To do — Collect the lines of the entries where "découverte" shows up.

Dataset records —

──────────────────────────────

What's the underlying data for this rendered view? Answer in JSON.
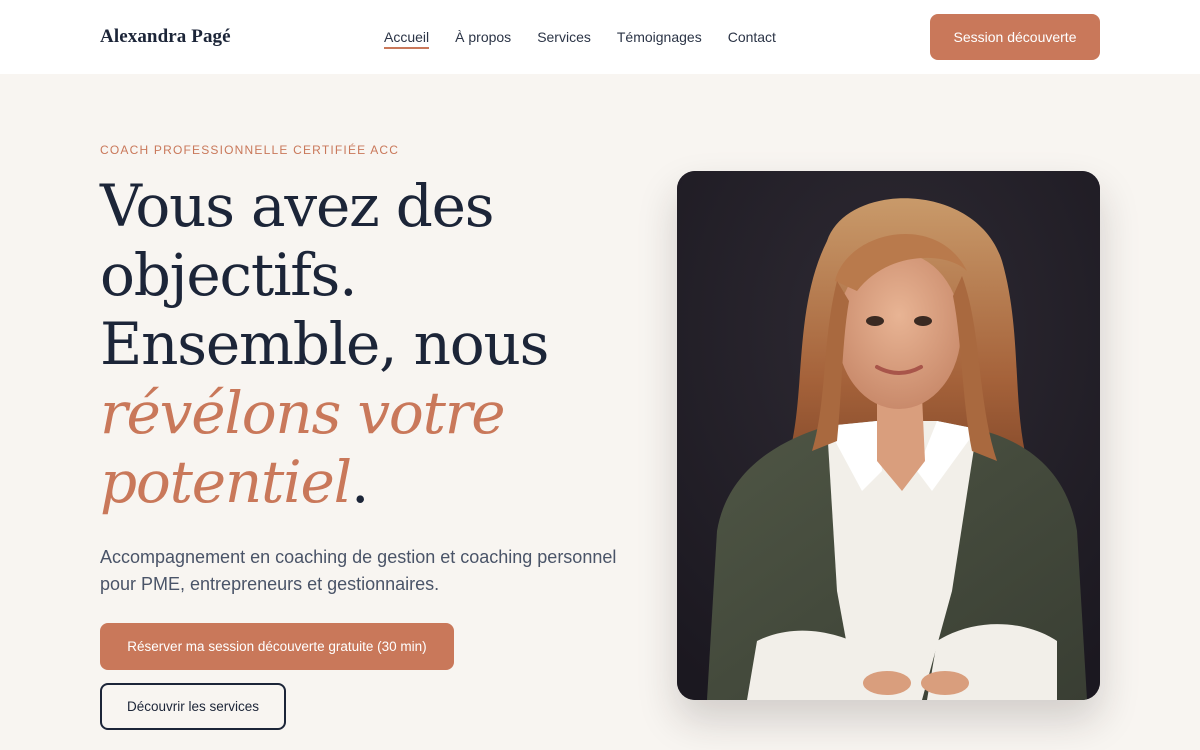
{
  "header": {
    "brand": "Alexandra Pagé",
    "nav": [
      {
        "label": "Accueil",
        "active": true
      },
      {
        "label": "À propos",
        "active": false
      },
      {
        "label": "Services",
        "active": false
      },
      {
        "label": "Témoignages",
        "active": false
      },
      {
        "label": "Contact",
        "active": false
      }
    ],
    "cta_label": "Session découverte"
  },
  "hero": {
    "eyebrow": "COACH PROFESSIONNELLE CERTIFIÉE ACC",
    "headline": {
      "line1": "Vous avez des",
      "line2": "objectifs.",
      "line3": "Ensemble, nous",
      "line4_accent": "révélons votre",
      "line5_accent": "potentiel",
      "line5_end": "."
    },
    "subtitle": "Accompagnement en coaching de gestion et coaching personnel pour PME, entrepreneurs et gestionnaires.",
    "primary_button": "Réserver ma session découverte gratuite (30 min)",
    "secondary_button": "Découvrir les services"
  },
  "colors": {
    "accent": "#c9785a",
    "navy": "#1c2538",
    "background": "#f8f5f1"
  }
}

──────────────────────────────

Written response —
    "cta_label": "Session découverte"
    "primary_button": "Réserver ma session découverte gratuite (30 min)",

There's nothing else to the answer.